AMM.com Copying and distributing are prohibited without permission of the publisher
Email a friend
  • To include more than one recipient, please separate each email address with a semi-colon ';', to a maximum of 5


US metal jobs suffer slight fall in Dec.

Keywords: Tags  metals production, metals fabrication, employment figures, Scott Paul, Alliance for American Manufacturing, Nigel Gault, IHS Global Insight, Corinna Petry



CHICAGO — U.S. metal producers and fabricators both saw employment decline slightly in December compared with the previous month.

Production plants reduced their head count by 600 during the month, which followed a loss of 1,900 jobs in November, according to the latest Bureau of Labor Statistics report. Fabrication shops reduced their work force by 2,300 in December after hiring 100 workers in November.

The manufacturing sector as a whole hired 15,000 people last month (not seasonally adjusted) after reducing the head count by 35,000 in November.

The coal and mining industries outside of energy extraction employed 288,000 workers in December, a loss of 5,700 jobs from November, when employment dropped by 4,800 jobs.

Compared with December 2011, however, metal producers added 3,300 jobs last month and metal fabricators boosted employment by 41,300, while U.S. manufacturers combined have hired 167,000 people over the past year.

"If (this) pace of manufacturing job growth (persists) in President Obama’s second term, we’ll be on track to add 1.2 million manufacturing jobs—easily surpassing his goal of 1 million new manufacturing jobs," Alliance for American Manufacturing executive director Scott Paul said.

However, "December was an outlier" during the final three months of 2012, "when manufacturing employment was essentially stagnant," he said, urging the new Congress to take up a jobs agenda; invest in infrastructure, innovation and skills; and crack down on China’s "unfair trade practices."

Paul also pointed to tax reform that rewards companies moving jobs back to America or growing new ones as a desirable goal for legislators.

December’s payroll survey contained no surprises, according to Nigel Gault, chief U.S. economist at Lexington, Mass.-based consultancy IHS Global Insight Inc. The increase in employment was roughly in line with the monthly average all year, which was the same as the 2011 average.

"Employment growth held up well in the fourth quarter despite all the fears over the fiscal cliff," Gault said. But because the country now faces a debt ceiling crisis and expiration of the payroll tax cut, "it is hard to see employment growth accelerating early in 2013."

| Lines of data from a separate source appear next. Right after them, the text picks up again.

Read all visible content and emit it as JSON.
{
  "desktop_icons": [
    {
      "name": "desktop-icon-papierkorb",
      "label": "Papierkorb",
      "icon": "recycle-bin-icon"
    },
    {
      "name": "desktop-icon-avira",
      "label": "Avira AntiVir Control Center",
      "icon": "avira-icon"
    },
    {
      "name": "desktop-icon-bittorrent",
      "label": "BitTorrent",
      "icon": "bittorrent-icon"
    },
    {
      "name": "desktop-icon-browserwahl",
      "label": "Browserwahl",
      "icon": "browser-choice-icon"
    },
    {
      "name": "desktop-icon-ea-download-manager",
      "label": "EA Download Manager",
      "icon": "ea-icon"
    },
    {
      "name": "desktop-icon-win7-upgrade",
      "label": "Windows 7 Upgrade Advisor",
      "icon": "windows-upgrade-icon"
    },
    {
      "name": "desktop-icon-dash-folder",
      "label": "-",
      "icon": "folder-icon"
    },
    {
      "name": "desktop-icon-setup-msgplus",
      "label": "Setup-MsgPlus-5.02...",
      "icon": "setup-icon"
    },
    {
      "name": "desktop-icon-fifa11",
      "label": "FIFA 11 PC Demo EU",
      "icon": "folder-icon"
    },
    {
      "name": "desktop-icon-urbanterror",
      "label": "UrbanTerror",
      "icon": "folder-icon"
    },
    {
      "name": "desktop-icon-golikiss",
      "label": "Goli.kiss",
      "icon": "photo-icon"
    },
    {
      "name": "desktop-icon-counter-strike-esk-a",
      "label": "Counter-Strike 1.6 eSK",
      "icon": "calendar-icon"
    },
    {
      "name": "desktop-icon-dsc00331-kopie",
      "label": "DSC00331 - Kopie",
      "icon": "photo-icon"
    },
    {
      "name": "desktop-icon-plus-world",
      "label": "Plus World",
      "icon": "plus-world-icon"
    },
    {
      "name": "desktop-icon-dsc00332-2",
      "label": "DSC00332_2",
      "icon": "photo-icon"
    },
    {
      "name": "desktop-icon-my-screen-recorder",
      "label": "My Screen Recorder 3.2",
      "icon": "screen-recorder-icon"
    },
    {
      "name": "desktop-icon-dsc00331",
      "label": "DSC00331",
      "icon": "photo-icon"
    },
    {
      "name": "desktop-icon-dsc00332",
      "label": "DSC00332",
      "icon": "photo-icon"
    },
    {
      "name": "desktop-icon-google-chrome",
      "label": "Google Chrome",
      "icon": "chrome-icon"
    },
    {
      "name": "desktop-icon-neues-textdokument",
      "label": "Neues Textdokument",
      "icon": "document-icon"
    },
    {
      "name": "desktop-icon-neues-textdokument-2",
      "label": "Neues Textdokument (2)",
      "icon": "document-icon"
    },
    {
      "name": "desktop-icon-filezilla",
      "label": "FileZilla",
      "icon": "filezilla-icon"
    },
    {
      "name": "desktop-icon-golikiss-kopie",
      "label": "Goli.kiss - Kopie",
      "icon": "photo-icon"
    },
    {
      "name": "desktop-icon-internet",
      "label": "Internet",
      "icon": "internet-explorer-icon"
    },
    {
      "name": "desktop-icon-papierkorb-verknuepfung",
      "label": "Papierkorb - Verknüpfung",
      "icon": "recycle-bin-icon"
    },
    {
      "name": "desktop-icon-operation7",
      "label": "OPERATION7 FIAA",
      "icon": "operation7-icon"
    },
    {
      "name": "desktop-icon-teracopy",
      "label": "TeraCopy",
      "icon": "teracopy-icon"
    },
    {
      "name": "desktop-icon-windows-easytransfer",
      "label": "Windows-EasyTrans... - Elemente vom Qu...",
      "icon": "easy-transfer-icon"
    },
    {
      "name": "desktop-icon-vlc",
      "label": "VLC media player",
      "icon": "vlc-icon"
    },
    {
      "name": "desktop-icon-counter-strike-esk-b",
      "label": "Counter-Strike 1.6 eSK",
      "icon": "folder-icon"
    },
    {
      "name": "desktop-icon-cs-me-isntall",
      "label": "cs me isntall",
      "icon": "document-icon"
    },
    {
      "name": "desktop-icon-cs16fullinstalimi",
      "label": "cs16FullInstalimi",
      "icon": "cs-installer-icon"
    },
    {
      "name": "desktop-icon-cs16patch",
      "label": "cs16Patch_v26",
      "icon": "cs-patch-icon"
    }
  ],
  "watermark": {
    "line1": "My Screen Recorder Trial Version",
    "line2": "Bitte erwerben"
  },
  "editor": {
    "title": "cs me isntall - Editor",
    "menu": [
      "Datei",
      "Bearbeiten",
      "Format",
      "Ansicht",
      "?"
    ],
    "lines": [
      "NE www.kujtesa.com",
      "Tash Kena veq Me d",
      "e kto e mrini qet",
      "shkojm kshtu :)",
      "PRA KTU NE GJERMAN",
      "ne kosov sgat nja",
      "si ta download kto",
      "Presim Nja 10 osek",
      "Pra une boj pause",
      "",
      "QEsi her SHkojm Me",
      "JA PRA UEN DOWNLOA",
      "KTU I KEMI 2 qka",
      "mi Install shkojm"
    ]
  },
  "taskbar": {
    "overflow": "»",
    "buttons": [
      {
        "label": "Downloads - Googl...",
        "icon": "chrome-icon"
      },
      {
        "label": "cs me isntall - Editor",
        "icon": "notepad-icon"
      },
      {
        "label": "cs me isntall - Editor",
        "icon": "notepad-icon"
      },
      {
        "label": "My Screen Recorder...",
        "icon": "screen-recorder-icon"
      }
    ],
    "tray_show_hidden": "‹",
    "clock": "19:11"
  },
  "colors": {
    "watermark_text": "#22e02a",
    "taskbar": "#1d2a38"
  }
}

Have your say
  • All comments are subject to editorial review.
    All fields are compulsory.



Latest Pricing Trends

AMM Events